Which ingestion probably is safe enough for a parent to monitor at home?
a. Your child eats half a bottle of gummy vitamins (without iron).
b. Your child chews on a Tide Pod.
c. Your child plays with your vial of e-cigarette nicotine and eats it.
d. You accidentally give your child 5 milliliters, instead of 1 milliliter, of Tylenol.
The best answer is A, gummy vitamins without iron. Tide Pods can be poisonous, often leading to vomiting and sleepiness very quickly because of high alcohol content. Nicotine and an inappropriate amount of Tylenol also are dangerous.
Ingestions can be complicated, but poison control can help. It should always be your first call if your child ingests, inhales, or gets into anything that seems remotely poisonous. The phone number is 800-222-1222. Poison control is staffed by experts with the latest information on how and when to manage accidental ingestions and/or exposures to drugs, chemicals, or other toxic agents. When you call, an expert usually will ask several specific questions. These are vital to the well-being of the exposed person and may include:
1. How long ago did it happen?
2. Does the child look sleepy (lethargic) to you? What is his or her mental status?
3. Has the child thrown up?

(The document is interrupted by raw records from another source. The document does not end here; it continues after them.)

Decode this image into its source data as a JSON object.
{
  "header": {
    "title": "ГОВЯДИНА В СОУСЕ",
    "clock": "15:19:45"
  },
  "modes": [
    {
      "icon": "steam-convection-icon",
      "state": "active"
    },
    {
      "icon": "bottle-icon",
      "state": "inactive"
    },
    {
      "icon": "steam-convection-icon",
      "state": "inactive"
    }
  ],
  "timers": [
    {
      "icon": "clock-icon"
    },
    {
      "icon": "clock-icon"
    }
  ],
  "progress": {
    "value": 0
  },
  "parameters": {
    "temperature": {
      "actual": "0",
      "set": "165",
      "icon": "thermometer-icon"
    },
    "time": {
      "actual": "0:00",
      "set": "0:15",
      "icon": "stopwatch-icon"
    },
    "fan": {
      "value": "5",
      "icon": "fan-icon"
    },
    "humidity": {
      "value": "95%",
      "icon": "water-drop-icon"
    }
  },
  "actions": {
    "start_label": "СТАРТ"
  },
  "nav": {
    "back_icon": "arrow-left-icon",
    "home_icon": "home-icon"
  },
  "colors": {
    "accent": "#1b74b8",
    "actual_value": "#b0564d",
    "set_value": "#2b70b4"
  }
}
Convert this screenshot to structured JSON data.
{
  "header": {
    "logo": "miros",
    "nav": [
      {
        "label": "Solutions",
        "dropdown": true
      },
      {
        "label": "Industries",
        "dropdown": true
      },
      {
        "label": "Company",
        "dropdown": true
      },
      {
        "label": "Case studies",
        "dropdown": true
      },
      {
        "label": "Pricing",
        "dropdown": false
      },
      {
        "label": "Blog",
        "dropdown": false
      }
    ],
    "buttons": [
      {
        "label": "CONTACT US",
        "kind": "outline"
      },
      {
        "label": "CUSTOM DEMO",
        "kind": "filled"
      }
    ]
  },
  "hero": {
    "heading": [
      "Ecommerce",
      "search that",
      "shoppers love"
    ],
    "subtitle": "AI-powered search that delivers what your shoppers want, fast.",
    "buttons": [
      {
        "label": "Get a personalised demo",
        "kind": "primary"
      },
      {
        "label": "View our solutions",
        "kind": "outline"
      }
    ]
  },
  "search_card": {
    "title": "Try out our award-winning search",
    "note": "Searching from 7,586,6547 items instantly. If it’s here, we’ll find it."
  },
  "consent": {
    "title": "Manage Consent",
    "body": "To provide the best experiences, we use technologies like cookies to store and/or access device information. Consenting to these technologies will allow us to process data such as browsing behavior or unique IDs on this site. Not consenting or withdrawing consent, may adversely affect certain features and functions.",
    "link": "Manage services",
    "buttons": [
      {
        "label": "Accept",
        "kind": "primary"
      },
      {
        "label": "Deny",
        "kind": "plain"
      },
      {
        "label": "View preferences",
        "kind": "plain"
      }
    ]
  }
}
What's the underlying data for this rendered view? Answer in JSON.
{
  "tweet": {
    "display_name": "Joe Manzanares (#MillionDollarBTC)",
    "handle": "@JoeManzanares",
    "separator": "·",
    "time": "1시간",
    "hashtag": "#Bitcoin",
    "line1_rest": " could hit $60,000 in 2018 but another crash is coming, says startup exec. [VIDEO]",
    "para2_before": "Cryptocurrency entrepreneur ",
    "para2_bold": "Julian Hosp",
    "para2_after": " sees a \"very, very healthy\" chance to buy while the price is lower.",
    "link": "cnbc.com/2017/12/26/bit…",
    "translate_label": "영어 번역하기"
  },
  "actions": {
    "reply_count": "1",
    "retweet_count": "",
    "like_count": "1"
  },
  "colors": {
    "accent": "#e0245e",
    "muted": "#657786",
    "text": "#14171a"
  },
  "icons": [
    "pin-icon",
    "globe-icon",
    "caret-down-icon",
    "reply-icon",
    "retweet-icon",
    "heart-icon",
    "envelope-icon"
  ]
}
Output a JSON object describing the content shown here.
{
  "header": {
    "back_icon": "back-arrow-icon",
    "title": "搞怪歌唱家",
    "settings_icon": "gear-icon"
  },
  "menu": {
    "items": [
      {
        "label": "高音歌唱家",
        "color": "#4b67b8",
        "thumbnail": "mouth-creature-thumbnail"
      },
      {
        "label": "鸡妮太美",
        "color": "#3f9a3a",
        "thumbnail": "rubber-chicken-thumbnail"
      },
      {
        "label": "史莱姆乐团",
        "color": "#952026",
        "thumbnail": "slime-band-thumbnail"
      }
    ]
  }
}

4. Is the child breathing fast? If you have ever seen your child get sick with a virus during cold and flu season, you may have noticed his or her chest moving up and down or in and out faster than usual. If he or she does this after a possible ingestion, this may indicate the need for an emergency department evaluation.
5. Have you done any treatment, such as giving a bath or washing the mouth out?
In the summertime, kids can be exposed to several potentially toxic substances. Sunscreen and insect repellents are never edible – even if they are organic. Items such as tiki torch oils or essential oils can cause kids to choke as well as poison the body. Glow sticks and fireworks are created with toxic chemicals.
To prevent common exposures to medications and household cleaning products (including laundry and dishwasher detergents or bathroom cleaners), make sure your home is made childproof. Keep medications in child-resistant packaging. If you have any concern about an ingestion, call poison control immediately.
Anandini Rao is a medical student at Texas A&M University Health Science Center in Temple